This works on a static list of potential pingings (always 4, to be configurable when const generic defaults are usable in RIOT’s used nightly).

This is losely based on the sc_gnrc_icmpv6_echo implementation in RIOT.


When registered under /ping (see ping_tree help for why this is essential right now unfortunately), send POST requests with an address to /ping/, fetch from the indicated location with GET, and remove the obtained data with DELETE to free up resources again:

$ aiocoap-client 'coap://[2001:db8::1]/ping/' -m POST --content-format 0 --payload 2001:db8::2
Location options indicate new resource: /ping/47
$ aiocoap-client 'coap://[2001:db8::1]/ping/47'
CBOR message shown in naïve Python decoding
{'address': b'\x20\x01\x0d\xb8\x00\x00\x00\x00\x00\x00\x00\x00\x00\x00\x00\x02',
 'identifier': 47,
 'stop_after': 20,
 'stats': {'sent': 10, 'seen_in_time': 9, 'repeats_in_time': 0, 'late': 0}}
$ aiocoap-client 'coap://[2001:db8::1]/ping/47' -m DELETE

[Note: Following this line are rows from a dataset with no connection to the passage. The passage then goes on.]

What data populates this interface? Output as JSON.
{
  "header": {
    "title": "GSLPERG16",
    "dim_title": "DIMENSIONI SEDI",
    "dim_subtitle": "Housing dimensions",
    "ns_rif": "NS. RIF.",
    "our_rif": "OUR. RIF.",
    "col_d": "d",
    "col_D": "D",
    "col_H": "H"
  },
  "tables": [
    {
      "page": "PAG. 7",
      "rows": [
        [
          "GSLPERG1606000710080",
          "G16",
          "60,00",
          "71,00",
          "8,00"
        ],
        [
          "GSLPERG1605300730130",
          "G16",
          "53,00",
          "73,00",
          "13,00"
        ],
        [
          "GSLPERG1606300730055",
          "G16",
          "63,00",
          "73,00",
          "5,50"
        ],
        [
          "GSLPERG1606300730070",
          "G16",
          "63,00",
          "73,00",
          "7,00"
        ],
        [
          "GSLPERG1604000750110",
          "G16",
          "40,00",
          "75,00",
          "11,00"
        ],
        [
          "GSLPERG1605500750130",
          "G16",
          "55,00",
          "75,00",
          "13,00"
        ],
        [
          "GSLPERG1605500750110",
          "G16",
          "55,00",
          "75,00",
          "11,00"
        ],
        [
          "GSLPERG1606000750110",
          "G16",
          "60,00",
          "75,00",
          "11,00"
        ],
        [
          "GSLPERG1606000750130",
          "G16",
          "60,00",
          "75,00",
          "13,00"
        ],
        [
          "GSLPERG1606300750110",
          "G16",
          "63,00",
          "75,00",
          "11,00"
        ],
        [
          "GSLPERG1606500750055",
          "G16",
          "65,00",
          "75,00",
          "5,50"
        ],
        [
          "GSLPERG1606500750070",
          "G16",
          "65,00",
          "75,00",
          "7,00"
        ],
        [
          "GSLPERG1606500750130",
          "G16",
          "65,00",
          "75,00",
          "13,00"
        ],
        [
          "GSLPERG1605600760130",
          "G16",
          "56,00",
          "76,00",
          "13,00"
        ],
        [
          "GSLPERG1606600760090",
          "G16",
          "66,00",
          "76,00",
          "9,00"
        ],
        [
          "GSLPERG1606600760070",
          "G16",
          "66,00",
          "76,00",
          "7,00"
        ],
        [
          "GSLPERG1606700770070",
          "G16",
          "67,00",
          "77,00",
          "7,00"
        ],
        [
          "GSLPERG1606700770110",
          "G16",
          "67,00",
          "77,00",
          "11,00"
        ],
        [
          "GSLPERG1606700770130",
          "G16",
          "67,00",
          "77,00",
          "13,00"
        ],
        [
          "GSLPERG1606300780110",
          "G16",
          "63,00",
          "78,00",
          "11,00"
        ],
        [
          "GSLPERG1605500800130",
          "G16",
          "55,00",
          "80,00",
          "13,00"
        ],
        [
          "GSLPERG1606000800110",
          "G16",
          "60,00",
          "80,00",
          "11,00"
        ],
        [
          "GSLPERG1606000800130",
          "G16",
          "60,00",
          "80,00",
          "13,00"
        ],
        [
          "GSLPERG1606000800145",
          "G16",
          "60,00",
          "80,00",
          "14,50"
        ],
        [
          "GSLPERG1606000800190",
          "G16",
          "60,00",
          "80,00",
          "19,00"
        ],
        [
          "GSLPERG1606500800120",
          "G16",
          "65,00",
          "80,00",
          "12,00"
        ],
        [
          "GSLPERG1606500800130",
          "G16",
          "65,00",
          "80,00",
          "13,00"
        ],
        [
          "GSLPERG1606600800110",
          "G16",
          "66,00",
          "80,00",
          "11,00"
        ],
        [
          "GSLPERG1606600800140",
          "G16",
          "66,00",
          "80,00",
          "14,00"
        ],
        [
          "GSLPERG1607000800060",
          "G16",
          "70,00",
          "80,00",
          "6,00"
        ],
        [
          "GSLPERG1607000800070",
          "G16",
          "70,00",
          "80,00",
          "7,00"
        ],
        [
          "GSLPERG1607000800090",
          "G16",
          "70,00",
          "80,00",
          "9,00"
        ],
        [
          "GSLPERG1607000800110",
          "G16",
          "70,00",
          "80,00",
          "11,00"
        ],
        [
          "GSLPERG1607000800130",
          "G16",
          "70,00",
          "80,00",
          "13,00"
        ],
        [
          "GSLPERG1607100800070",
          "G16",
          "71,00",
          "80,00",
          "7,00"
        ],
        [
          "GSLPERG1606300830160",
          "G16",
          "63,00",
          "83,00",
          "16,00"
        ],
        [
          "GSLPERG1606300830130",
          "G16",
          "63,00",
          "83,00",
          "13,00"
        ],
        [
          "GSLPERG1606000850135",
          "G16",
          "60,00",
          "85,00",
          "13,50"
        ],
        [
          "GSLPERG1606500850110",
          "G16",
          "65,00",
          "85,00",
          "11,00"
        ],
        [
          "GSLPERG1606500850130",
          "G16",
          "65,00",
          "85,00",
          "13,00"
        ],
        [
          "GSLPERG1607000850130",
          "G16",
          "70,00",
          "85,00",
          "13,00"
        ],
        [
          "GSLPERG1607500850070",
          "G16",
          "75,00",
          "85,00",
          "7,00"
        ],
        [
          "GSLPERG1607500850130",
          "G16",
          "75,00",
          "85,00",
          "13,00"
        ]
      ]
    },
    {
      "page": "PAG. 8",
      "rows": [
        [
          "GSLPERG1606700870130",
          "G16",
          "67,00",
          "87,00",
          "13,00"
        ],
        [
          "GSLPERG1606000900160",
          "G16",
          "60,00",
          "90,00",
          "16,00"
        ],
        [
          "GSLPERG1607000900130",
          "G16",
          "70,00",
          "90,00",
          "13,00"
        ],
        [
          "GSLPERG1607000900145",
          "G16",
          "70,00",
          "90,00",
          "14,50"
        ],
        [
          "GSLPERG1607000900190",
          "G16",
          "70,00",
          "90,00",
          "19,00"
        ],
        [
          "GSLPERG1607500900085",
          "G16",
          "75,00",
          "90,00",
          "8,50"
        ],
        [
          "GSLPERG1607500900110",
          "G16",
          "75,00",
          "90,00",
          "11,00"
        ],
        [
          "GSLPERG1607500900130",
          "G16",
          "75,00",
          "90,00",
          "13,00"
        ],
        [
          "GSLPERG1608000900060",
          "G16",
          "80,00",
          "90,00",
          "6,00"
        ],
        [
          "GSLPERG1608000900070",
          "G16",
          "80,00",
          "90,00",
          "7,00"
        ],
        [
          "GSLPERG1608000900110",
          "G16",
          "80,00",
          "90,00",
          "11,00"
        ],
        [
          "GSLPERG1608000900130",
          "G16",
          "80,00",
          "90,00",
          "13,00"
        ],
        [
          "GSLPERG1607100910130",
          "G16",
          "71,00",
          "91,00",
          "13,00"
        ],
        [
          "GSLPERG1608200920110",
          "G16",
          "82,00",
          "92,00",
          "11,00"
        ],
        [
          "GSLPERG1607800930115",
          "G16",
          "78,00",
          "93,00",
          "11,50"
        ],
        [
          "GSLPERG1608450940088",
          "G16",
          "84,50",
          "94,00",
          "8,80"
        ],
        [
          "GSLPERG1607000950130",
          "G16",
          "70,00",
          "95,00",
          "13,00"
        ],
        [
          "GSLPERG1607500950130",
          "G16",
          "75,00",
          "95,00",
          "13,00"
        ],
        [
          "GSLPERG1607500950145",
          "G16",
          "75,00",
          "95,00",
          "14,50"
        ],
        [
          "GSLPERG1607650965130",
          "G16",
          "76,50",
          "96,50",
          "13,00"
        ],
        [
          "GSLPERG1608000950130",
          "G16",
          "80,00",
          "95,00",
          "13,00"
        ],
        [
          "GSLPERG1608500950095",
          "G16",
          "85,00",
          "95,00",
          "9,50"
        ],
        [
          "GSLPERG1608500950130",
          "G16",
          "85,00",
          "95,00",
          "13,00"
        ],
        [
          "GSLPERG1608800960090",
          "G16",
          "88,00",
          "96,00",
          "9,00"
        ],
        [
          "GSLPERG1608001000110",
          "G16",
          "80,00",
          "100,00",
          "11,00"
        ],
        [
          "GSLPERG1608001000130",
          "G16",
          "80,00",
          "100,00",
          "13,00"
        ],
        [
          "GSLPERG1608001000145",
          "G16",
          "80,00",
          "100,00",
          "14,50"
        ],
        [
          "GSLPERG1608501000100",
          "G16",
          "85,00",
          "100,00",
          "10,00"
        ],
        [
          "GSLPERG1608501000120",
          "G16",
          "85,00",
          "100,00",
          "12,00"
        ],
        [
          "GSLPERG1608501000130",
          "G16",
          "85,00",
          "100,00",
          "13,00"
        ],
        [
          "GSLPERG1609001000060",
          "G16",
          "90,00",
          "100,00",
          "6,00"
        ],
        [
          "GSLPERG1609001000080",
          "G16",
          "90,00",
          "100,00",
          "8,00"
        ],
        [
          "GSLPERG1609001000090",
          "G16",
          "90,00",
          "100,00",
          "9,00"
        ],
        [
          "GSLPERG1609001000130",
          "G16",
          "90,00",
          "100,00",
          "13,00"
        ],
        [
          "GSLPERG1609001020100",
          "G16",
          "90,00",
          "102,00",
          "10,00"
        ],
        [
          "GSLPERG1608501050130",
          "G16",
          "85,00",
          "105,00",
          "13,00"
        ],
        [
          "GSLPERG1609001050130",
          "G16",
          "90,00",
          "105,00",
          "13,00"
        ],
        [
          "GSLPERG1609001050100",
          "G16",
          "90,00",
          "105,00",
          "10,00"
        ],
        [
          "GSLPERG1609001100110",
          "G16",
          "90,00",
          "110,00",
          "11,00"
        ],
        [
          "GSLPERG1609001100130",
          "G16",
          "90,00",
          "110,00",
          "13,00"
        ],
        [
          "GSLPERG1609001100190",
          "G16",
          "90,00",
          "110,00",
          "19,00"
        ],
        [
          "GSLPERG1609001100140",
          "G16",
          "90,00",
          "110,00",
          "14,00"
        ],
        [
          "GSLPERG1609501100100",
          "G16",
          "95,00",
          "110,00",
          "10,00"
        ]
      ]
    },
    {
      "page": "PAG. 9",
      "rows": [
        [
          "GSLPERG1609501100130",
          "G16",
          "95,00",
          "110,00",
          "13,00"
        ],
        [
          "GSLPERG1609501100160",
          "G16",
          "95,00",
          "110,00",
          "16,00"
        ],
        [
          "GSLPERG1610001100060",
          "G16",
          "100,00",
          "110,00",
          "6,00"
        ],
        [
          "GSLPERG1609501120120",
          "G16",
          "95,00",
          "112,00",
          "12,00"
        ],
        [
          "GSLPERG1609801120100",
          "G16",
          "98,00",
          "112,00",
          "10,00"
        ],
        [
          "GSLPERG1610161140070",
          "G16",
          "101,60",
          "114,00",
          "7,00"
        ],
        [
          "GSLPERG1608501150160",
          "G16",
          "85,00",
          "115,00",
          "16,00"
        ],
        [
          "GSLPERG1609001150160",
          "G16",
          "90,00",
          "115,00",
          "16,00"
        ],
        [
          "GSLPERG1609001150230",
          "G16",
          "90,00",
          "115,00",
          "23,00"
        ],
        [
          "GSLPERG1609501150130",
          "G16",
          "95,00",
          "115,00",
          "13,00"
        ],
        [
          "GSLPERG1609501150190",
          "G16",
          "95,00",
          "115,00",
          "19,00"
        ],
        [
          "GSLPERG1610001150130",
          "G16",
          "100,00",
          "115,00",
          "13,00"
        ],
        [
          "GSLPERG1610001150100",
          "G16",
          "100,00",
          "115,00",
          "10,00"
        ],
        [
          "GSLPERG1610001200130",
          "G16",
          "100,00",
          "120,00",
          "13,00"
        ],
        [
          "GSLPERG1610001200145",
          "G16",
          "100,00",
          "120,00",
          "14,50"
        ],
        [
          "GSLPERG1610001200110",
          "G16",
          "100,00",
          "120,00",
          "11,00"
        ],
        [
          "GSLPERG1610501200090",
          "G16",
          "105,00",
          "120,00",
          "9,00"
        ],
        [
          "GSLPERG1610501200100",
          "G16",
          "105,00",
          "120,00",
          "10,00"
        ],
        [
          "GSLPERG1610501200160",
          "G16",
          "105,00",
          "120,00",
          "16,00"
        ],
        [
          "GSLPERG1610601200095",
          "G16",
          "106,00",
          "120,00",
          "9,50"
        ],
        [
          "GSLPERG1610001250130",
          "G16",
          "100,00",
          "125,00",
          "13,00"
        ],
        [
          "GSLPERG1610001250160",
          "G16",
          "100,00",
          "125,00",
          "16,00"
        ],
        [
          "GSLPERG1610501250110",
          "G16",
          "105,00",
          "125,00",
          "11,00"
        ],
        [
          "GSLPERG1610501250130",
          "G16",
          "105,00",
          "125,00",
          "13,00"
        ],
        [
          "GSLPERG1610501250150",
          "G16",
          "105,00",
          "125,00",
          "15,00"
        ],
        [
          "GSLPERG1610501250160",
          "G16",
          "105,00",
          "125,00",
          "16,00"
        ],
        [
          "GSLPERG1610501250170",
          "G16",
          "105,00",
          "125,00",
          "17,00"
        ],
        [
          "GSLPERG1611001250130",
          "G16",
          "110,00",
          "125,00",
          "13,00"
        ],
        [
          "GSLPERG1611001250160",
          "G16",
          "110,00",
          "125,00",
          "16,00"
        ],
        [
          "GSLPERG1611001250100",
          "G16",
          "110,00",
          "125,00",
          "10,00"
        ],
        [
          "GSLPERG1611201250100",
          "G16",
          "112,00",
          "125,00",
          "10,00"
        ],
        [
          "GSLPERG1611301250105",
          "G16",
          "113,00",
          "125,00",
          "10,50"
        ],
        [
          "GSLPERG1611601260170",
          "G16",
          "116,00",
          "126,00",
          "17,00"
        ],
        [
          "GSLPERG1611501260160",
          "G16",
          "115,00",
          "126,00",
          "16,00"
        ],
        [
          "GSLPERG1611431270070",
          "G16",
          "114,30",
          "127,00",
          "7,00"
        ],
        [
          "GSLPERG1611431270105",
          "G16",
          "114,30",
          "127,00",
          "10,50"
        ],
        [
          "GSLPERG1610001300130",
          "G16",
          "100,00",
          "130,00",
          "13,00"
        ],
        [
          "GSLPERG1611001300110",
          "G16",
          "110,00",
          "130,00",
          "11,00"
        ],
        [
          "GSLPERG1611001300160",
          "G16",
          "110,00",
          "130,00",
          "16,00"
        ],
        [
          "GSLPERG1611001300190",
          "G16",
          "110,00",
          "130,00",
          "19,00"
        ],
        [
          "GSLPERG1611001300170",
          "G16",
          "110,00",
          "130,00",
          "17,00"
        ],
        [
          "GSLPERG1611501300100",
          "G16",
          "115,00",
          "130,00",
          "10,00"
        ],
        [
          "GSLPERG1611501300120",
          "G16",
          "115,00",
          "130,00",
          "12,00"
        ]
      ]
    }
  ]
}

Currently, only a custom (and not thought-through – essentially, what serde happens to produce) CBOR format is returned, and addresses are only accepted in text format.

Pings do not measure time (apart from marking a packet as “late” if it’s more than 16 seconds behind), and are not configurable in terms of ping interval (which is currently 1 second independent of the arrival of any packets).

Rough plans for extensibility include logging of delay as minimum, average and maximum (all of which can be done in constant space), finer granularity of time reporting (the current API only measures times in numbers packets sent between then and now), reporting in user-defined bins, and retention of responding addresses (useful in multicast pings). Possibly, those would be mutually exclusive to keep space small (eg. you can get a list of address-count pairs or a fine-grained histogram).


  • Container for a number of ping jobs


  • A resource tree representing a set of launchable pings.